Professors Lucian Bebchuk and Alma CohenHarvard Law School Fall 2023 Empirical Law and Finance 1Course Description Goal: Empirical tools have been increasingly used in litigation and policymaking in corporate law, corporate governance, securities regulation, and financial regulation. This course will aim to expose students to, and contribute to their ability to engage with, empirical work in these fields. To this end, we will discuss in each session the current or recent empirical research of professors (from both law schools and business schools) that will present their empirical work on law and finance issues to the class and engage with student questions and comments regarding this work. Sessions: The course will meet for six two-hour sessions in the Mondays 3:45 - 5:45 slot of the course. These six sessions will be concentrated during the first two months of the semester. In particular, the six sessions of the course will take place on the following six dates: Monday, September 11; Monday, September 18; Monday, October 2; Monday, October 16; Monday, Oct 23; and Monday, Nov 6. Course materials: The course materials for each session will be recent or current studies by the presenter that use empirical tools to examine issues at the intersection of law and finance. No technical knowledge of empirical methods or financial economics will be required. However, some familiarity with financial economic or empirical reasoning - or at least an interest in or tolerance for them - will be useful. Students who have questions regarding whether the course would suit their interests should feel free to contact the instructor to discuss the subject. Readings for each session will be made available on theCourse Materialspage of the course website on Canvas (canvas.harvard.edu). Primary course requirement: There will be no exam. Instead, students will submit prior to sessions written memo/s on materials that will be presented in the session. Students may submit one or two memos (the nature of which is discussed further below) prior to any given session. The course requirement is the submission of a total of seven memos. Students are required to submit at least one memo for each of the five sessions of the course after the first session. As to the two additional memos, students will be free to allocate them among sessions by submitting one or two memos for the first session and/or by submitting a second memo for one or two subsequent sessions. In sessions in which two papers will be presented and circulated in advance, each submitted memo will have to focus on only one of the papers. Memos that students

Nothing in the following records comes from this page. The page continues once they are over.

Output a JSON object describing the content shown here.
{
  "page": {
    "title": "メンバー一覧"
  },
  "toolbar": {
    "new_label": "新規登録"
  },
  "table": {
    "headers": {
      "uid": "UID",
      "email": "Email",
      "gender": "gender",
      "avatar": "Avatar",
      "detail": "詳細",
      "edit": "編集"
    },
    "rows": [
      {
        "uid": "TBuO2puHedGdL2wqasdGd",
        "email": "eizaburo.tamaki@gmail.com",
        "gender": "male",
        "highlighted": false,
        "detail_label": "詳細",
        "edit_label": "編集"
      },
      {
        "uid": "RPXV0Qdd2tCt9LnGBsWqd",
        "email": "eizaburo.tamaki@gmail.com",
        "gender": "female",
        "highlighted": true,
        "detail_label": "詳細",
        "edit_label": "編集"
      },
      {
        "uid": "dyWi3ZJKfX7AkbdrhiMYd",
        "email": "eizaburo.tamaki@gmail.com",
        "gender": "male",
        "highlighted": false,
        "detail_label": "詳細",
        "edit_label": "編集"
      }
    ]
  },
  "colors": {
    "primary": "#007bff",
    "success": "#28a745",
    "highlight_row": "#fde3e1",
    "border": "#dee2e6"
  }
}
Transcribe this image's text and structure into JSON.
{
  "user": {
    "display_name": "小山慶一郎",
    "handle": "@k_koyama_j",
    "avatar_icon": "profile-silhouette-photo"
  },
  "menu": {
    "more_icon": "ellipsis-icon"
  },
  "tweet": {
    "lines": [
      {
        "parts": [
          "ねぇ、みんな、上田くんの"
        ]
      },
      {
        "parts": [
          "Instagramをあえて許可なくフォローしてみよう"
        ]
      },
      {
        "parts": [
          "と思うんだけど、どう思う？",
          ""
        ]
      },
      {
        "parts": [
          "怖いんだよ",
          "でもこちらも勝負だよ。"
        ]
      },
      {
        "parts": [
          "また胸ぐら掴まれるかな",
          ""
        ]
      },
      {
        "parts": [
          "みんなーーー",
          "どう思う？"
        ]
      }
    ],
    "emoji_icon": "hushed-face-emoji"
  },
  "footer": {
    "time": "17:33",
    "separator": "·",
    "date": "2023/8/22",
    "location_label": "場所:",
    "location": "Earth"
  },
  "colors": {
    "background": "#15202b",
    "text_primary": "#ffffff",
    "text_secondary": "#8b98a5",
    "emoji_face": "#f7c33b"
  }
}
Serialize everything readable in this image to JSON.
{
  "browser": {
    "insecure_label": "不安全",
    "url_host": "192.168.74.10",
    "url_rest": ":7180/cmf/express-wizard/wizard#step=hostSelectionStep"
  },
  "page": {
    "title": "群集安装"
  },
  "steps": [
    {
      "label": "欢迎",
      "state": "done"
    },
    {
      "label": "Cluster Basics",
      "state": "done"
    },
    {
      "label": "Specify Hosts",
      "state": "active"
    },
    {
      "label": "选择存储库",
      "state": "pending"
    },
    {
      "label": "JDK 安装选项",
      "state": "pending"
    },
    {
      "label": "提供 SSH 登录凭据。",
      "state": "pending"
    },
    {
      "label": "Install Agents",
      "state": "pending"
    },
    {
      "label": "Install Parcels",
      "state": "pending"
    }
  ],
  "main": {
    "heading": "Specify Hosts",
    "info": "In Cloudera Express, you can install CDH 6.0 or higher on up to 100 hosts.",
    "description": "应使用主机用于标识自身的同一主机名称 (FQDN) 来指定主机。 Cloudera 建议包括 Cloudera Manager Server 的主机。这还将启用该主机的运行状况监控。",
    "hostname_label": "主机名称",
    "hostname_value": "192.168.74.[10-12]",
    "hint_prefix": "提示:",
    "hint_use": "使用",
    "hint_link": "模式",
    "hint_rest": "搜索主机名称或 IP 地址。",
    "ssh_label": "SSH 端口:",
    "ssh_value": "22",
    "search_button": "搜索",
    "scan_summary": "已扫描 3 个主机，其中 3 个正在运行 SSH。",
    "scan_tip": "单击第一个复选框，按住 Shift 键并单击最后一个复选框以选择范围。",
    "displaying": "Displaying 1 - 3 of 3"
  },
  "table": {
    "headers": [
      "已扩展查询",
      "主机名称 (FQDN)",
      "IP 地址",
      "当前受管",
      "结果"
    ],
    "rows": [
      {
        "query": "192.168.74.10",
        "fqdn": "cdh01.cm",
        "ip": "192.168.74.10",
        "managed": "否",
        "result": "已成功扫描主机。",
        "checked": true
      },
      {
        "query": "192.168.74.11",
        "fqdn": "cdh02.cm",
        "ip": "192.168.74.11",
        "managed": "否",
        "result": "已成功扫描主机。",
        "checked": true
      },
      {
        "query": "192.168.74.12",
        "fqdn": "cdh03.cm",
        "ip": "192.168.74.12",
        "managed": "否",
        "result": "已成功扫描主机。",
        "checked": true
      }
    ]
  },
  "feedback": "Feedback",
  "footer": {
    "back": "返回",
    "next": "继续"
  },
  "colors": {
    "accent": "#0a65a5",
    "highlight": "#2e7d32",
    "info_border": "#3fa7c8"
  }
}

Professors Lucian Bebchuk and Alma CohenHarvard Law School Fall 2023 Empirical Law and Finance 2elect to submit for the first session will count towards the required total of seven memos, but their assessment will count only favorably and will in no case operate to lower a student's grade. The grades for the memos will be determined at the end of the term, based on the entire body of each student's memos submitted during the semester. In addition, a student's grade can also be improved by class participation (discussed further below). Nature of Memos: Each brief memo submitted prior to a session should generally be about one to two pages, 1.5-spaced. Whereas a part of a memo can describe relevant aspects of the paper, at least a significant part of the memo should focus on making point/s of the kind that could be raised in a seminar discussion of the readings. In particular, in their memos, students may discuss one or more potential weaknesses or limitations of the analysis, one or more questions raised by it, one or more additional related issues that could be worth examining, alternative explanations for reported findings, potential policy implications of the analysis, and so forth. Because students taking the course might substantially vary in their background and interests, students should feel free to focus on points and use approaches that best fit their interests and backgrounds. Format and submission of memos:Each memo should be submitted as a pdf file (.pdf). All memos should be submitted by 8:00AM on the day of the session for which memos are submitted.Please submit by logging into Canvas with your Harvard ID and PIN. Once you have logged in and selected the Empirical Law and Finance course, you can submit memos by clicking onAssignmentsin the left-hand-side menu and then selecting the appropriate session and uploading your memo by clickingSubmit Assignmentin the right-hand-side menu. If you choose to submit a memo on both papers presented at a session, please submit them separately (don't combine into one pdf document).If you have any technical problems with the submission of memos, please contact the student help desk at (617) 496-1316. Attendance / Participation: Students are expected to attend sessions regularly, and students who have to miss a session for health or other reasons should let the course coordinator know. Because students submitting memos will have thought critically about the readings before each session, sessions are expected to contain a great deal of student discussion. It is hoped that all students will choose to participate in the discussion, and good class participation would raise a student's grade. Limits on the use of laptops or other electronic devices: To facilitate class discussion during sessions, laptops or other electronic devices should be off during sessions. Course Coordinator, and Administrative Questions and Issues: Any questions about the procedure for submitting memos, or about the administration of the course more generally, shouldbeemailedtothecoursecoordinator,KathyGoldstein,at [email protected].The course coordinator should also be copied on all emails to the instructors regarding the course.